“I speak to them frequently to take their experience and whatever they can offer to help us,” Goodell said on a conference call with Lions season-ticket holders.
The Ford family that owns the Detroit Lions has long owned the Ford Motor company. Who better than to lean on but the Ford’s and their expertise? After all it was only Ford that didn’t participate in the past bail out of the automotive industry. Plus the Ford’s have years of experience in labor disputes with Unions.
The Ford’s can prove to add valuable insight to the commissioner. As he states all over the country during his “public relation” tour to the season ticket holders in each NFL city, Goodell needs advice on what to do. Unfortunately, he won’t listen to even the most diehard fans when they ask him to just get back to the table.
Goodell wants negotiation, or so he says. However he finds himself waiting on what the 8th Circuit Court of Appeals is going to do. Goodell said the key to reaching an agreement will be through collective bargaining, not litigation, as he has said numerous times in similar conference calls with ticket holders for about half of the NFL’s teams.
Why wait? Why should the league and the players sit back and wait for three judges in St. Louis make a decision that will really have no bearing on negotiations. If the commissioner and the players both agree it will take negotiating to finalize this lockout, then why sit around and try to explain to everyone this is the best course of action.
Maybe Lions defensive end Kyle Vanden Bosch has explained it best for the players. Bosch says there’s no reason to go back to the table yet.
“Really, mediation is kind of pointless until the appeals process is over,” Vanden Bosch said.
It’s understandable why he would make that point. Until the court takes a stand one way or the other, it’s unsure which side has the upper hand. That decision will put one side on the defensive with the other.

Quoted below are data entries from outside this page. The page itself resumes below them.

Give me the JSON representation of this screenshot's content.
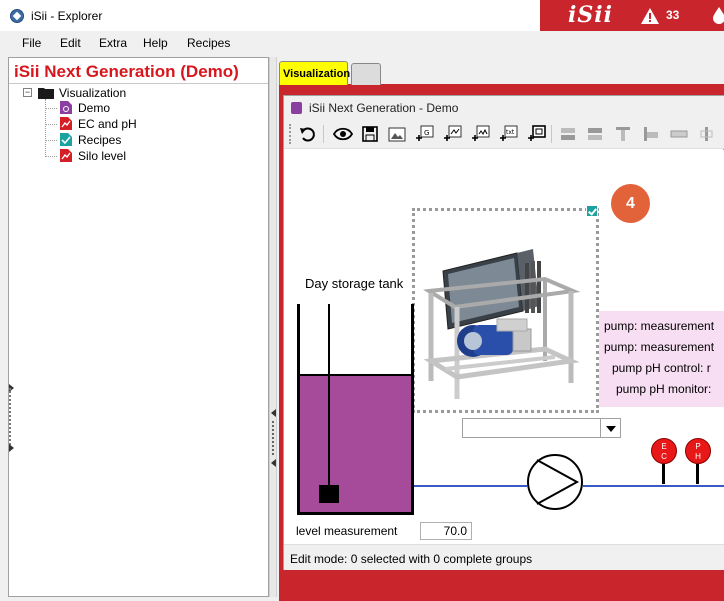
{
  "window": {
    "title": "iSii - Explorer",
    "brand": "iSii",
    "alert_count": "33"
  },
  "menu": [
    "File",
    "Edit",
    "Extra",
    "Help",
    "Recipes"
  ],
  "explorer": {
    "panel_title": "iSii Next Generation (Demo)",
    "root": {
      "label": "Visualization",
      "toggle": "−"
    },
    "children": [
      {
        "label": "Demo",
        "icon": "visualization-doc-icon"
      },
      {
        "label": "EC and pH",
        "icon": "trend-chart-icon"
      },
      {
        "label": "Recipes",
        "icon": "recipe-check-icon"
      },
      {
        "label": "Silo level",
        "icon": "trend-chart-icon"
      }
    ]
  },
  "tabs": {
    "active": "Visualization",
    "inactive": ""
  },
  "editor": {
    "title": "iSii Next Generation - Demo",
    "toolbar": [
      "undo-icon",
      "eye-icon",
      "save-icon",
      "image-icon",
      "add-group-icon",
      "add-trend-icon",
      "add-chart-icon",
      "add-text-icon",
      "add-frame-icon",
      "align-top-icon",
      "align-bottom-icon",
      "align-left-icon",
      "align-center-icon",
      "distribute-icon",
      "align-right-icon"
    ],
    "selection_count": "4",
    "tank_label": "Day storage tank",
    "tank_fill_fraction": 0.66,
    "pink_panel_lines": [
      "pump: measurement",
      "pump: measurement",
      "pump pH control: r",
      "pump pH monitor:"
    ],
    "dropdown_value": "",
    "sensors": [
      {
        "label_top": "E",
        "label_bottom": "C"
      },
      {
        "label_top": "P",
        "label_bottom": "H"
      }
    ],
    "level_label": "level measurement",
    "level_value": "70.0",
    "status": "Edit mode: 0 selected with 0 complete groups"
  },
  "colors": {
    "accent_red": "#c8262c",
    "active_tab": "#ffff00",
    "tank_liquid": "#a64a9a",
    "pipe": "#3a5bc7",
    "badge": "#e2623a",
    "panel_title": "#d7171d"
  }
}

That isn’t the place to be. It puts one side at a disadvantage and achieving a fair and equitable agreement would be almost impossible.
But the Ford Family should be able to explain that to the commissioner.